Action item>
Every line containing the word "image" must be pulled from the records.

*** Block opens ***

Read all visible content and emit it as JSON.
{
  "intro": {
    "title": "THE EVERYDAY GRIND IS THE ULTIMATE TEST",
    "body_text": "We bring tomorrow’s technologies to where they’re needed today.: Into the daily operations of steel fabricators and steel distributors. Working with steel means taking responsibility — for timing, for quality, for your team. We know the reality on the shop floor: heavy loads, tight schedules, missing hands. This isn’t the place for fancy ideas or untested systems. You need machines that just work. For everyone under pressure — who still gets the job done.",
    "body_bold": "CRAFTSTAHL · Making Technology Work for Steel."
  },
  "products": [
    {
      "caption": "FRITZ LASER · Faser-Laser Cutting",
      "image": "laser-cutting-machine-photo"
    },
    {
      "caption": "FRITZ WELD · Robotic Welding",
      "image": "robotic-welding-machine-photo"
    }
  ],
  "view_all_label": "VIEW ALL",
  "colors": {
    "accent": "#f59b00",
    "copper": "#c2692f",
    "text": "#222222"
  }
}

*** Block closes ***

Completed task>
      "image": "laser-cutting-machine-photo"
      "image": "robotic-welding-machine-photo"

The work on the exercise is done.